• Task:
A word-for-word restatement of every entry is what is needed here.

┌─ Material provided

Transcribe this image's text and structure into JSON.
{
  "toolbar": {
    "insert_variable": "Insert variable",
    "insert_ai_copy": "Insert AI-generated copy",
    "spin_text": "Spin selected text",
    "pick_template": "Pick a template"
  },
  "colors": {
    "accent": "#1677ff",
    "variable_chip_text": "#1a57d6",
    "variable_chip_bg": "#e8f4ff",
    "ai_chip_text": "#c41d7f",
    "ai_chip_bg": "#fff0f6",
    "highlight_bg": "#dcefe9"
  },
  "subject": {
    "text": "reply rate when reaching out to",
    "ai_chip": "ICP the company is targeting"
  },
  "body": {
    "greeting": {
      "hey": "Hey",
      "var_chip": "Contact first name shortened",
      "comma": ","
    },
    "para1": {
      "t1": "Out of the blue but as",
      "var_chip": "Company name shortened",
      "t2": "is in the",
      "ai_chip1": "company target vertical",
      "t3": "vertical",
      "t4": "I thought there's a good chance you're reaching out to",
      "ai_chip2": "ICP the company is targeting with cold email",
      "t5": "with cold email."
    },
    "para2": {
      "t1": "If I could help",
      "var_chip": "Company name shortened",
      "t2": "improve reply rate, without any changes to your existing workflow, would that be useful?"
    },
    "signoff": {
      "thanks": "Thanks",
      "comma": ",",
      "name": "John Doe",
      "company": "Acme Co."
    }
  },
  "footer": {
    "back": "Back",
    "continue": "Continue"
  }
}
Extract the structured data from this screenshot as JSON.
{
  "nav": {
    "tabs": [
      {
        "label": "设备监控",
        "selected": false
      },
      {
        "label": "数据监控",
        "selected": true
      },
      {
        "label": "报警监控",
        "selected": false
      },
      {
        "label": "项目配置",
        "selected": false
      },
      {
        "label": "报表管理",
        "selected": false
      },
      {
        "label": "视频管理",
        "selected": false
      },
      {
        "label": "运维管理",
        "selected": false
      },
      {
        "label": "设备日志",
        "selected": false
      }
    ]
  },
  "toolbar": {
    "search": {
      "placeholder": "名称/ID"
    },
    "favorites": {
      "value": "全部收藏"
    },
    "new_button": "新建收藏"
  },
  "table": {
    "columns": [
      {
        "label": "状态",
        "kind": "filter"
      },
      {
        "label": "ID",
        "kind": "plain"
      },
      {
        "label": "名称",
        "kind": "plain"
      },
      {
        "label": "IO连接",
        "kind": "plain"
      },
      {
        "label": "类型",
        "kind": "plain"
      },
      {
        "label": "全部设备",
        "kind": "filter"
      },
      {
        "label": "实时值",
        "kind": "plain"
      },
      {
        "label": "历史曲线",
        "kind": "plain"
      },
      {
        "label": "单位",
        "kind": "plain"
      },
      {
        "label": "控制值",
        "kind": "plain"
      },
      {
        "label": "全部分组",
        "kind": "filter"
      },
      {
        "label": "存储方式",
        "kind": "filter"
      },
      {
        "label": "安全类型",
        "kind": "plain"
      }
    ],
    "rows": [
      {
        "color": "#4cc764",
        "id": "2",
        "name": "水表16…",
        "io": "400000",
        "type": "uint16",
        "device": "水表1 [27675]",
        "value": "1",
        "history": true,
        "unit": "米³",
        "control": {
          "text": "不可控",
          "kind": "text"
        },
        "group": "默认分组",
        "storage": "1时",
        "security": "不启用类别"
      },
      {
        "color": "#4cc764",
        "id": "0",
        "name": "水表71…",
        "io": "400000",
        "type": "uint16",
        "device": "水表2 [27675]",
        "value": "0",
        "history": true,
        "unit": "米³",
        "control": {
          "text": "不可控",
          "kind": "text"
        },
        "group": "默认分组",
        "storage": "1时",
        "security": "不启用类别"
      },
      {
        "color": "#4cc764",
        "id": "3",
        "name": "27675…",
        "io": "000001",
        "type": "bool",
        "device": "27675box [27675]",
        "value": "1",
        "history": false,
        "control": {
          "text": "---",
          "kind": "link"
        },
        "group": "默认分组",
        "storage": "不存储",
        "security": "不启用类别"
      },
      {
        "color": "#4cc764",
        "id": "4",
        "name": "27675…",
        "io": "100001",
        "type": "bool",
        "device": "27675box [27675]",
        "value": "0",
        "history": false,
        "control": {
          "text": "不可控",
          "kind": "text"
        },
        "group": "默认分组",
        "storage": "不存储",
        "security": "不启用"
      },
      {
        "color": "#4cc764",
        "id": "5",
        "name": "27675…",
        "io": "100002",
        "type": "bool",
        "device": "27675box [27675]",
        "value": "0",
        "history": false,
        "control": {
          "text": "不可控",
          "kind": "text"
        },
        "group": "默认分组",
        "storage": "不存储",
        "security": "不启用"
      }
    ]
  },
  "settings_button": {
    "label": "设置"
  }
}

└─

• Response area:
Transcribe this image's text and structure into JSON.
{
  "toolbar": {
    "insert_variable": "Insert variable",
    "insert_ai_copy": "Insert AI-generated copy",
    "spin_text": "Spin selected text",
    "pick_template": "Pick a template"
  },
  "colors": {
    "accent": "#1677ff",
    "variable_chip_text": "#1a57d6",
    "variable_chip_bg": "#e8f4ff",
    "ai_chip_text": "#c41d7f",
    "ai_chip_bg": "#fff0f6",
    "highlight_bg": "#dcefe9"
  },
  "subject": {
    "text": "reply rate when reaching out to",
    "ai_chip": "ICP the company is targeting"
  },
  "body": {
    "greeting": {
      "hey": "Hey",
      "var_chip": "Contact first name shortened",
      "comma": ","
    },
    "para1": {
      "t1": "Out of the blue but as",
      "var_chip": "Company name shortened",
      "t2": "is in the",
      "ai_chip1": "company target vertical",
      "t3": "vertical",
      "t4": "I thought there's a good chance you're reaching out to",
      "ai_chip2": "ICP the company is targeting with cold email",
      "t5": "with cold email."
    },
    "para2": {
      "t1": "If I could help",
      "var_chip": "Company name shortened",
      "t2": "improve reply rate, without any changes to your existing workflow, would that be useful?"
    },
    "signoff": {
      "thanks": "Thanks",
      "comma": ",",
      "name": "John Doe",
      "company": "Acme Co."
    }
  },
  "footer": {
    "back": "Back",
    "continue": "Continue"
  }
}
Extract the structured data from this screenshot as JSON.
{
  "nav": {
    "tabs": [
      {
        "label": "设备监控",
        "selected": false
      },
      {
        "label": "数据监控",
        "selected": true
      },
      {
        "label": "报警监控",
        "selected": false
      },
      {
        "label": "项目配置",
        "selected": false
      },
      {
        "label": "报表管理",
        "selected": false
      },
      {
        "label": "视频管理",
        "selected": false
      },
      {
        "label": "运维管理",
        "selected": false
      },
      {
        "label": "设备日志",
        "selected": false
      }
    ]
  },
  "toolbar": {
    "search": {
      "placeholder": "名称/ID"
    },
    "favorites": {
      "value": "全部收藏"
    },
    "new_button": "新建收藏"
  },
  "table": {
    "columns": [
      {
        "label": "状态",
        "kind": "filter"
      },
      {
        "label": "ID",
        "kind": "plain"
      },
      {
        "label": "名称",
        "kind": "plain"
      },
      {
        "label": "IO连接",
        "kind": "plain"
      },
      {
        "label": "类型",
        "kind": "plain"
      },
      {
        "label": "全部设备",
        "kind": "filter"
      },
      {
        "label": "实时值",
        "kind": "plain"
      },
      {
        "label": "历史曲线",
        "kind": "plain"
      },
      {
        "label": "单位",
        "kind": "plain"
      },
      {
        "label": "控制值",
        "kind": "plain"
      },
      {
        "label": "全部分组",
        "kind": "filter"
      },
      {
        "label": "存储方式",
        "kind": "filter"
      },
      {
        "label": "安全类型",
        "kind": "plain"
      }
    ],
    "rows": [
      {
        "color": "#4cc764",
        "id": "2",
        "name": "水表16…",
        "io": "400000",
        "type": "uint16",
        "device": "水表1 [27675]",
        "value": "1",
        "history": true,
        "unit": "米³",
        "control": {
          "text": "不可控",
          "kind": "text"
        },
        "group": "默认分组",
        "storage": "1时",
        "security": "不启用类别"
      },
      {
        "color": "#4cc764",
        "id": "0",
        "name": "水表71…",
        "io": "400000",
        "type": "uint16",
        "device": "水表2 [27675]",
        "value": "0",
        "history": true,
        "unit": "米³",
        "control": {
          "text": "不可控",
          "kind": "text"
        },
        "group": "默认分组",
        "storage": "1时",
        "security": "不启用类别"
      },
      {
        "color": "#4cc764",
        "id": "3",
        "name": "27675…",
        "io": "000001",
        "type": "bool",
        "device": "27675box [27675]",
        "value": "1",
        "history": false,
        "control": {
          "text": "---",
          "kind": "link"
        },
        "group": "默认分组",
        "storage": "不存储",
        "security": "不启用类别"
      },
      {
        "color": "#4cc764",
        "id": "4",
        "name": "27675…",
        "io": "100001",
        "type": "bool",
        "device": "27675box [27675]",
        "value": "0",
        "history": false,
        "control": {
          "text": "不可控",
          "kind": "text"
        },
        "group": "默认分组",
        "storage": "不存储",
        "security": "不启用"
      },
      {
        "color": "#4cc764",
        "id": "5",
        "name": "27675…",
        "io": "100002",
        "type": "bool",
        "device": "27675box [27675]",
        "value": "0",
        "history": false,
        "control": {
          "text": "不可控",
          "kind": "text"
        },
        "group": "默认分组",
        "storage": "不存储",
        "security": "不启用"
      }
    ]
  },
  "settings_button": {
    "label": "设置"
  }
}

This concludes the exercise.